=== Begin Enclosure ===
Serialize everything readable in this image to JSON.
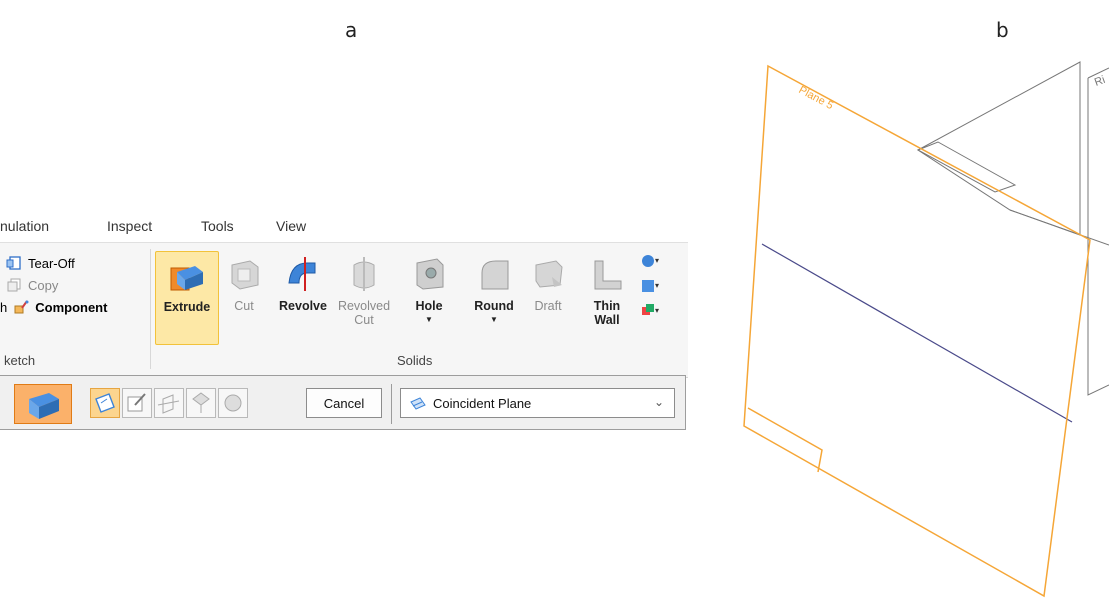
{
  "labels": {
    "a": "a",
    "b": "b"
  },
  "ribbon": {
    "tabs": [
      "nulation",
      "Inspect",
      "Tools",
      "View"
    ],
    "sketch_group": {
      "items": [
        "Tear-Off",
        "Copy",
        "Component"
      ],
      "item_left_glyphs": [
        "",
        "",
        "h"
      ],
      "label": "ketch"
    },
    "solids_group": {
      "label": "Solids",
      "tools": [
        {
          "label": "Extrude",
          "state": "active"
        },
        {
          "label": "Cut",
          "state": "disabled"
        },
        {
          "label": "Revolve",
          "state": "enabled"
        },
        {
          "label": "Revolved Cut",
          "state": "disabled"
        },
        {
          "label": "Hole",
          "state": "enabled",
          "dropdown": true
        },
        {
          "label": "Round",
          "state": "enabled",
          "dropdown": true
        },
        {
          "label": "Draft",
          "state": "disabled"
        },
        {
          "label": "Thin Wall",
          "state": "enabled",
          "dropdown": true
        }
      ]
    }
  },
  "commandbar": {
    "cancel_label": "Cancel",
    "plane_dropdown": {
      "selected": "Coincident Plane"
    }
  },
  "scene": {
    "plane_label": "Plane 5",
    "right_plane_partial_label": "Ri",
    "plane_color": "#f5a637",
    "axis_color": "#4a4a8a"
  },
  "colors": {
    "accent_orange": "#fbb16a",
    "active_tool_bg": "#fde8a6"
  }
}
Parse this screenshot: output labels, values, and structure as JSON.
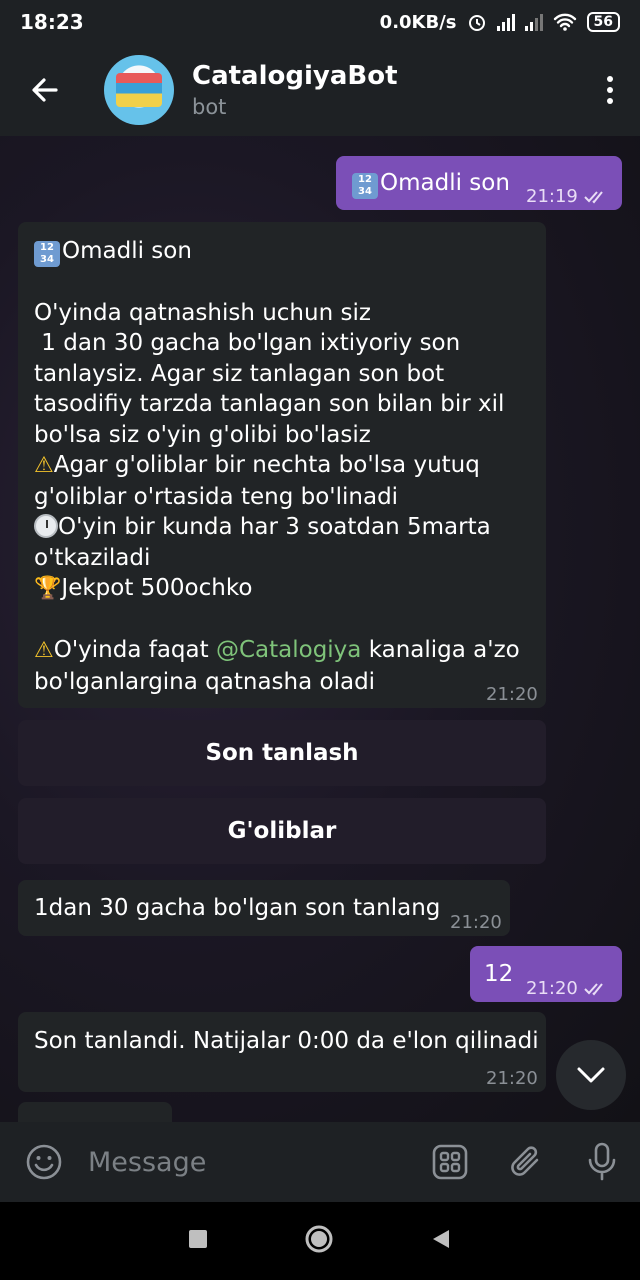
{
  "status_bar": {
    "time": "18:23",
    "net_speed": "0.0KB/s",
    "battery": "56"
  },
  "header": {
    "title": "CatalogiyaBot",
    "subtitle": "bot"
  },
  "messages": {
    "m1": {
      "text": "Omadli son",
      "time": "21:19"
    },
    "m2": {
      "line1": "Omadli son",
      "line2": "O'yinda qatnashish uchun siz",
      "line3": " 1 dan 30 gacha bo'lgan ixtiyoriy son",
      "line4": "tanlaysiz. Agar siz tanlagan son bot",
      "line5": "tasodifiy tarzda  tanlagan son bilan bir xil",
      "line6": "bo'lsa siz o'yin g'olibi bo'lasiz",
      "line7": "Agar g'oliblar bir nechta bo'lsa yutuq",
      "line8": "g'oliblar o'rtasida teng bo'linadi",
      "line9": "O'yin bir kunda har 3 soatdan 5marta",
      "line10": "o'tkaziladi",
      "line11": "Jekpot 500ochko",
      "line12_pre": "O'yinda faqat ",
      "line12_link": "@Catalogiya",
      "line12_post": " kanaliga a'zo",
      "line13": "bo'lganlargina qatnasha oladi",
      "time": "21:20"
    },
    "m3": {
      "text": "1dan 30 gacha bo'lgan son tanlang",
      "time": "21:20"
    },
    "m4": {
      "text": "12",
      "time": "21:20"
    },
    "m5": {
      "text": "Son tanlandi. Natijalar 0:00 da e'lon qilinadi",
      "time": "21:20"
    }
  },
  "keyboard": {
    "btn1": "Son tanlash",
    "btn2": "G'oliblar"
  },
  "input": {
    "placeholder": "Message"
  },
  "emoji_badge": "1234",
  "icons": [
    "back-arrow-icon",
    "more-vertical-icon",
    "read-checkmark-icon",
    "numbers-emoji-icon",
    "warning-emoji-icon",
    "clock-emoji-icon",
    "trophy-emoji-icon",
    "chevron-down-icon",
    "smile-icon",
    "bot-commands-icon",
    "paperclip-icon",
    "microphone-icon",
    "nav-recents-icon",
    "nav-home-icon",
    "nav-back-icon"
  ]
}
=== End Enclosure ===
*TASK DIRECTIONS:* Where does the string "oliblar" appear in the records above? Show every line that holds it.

*OUTPUT FOR THIS TASK:*
      "line7": "Agar g'oliblar bir nechta bo'lsa yutuq",
      "line8": "g'oliblar o'rtasida teng bo'linadi",
    "btn2": "G'oliblar"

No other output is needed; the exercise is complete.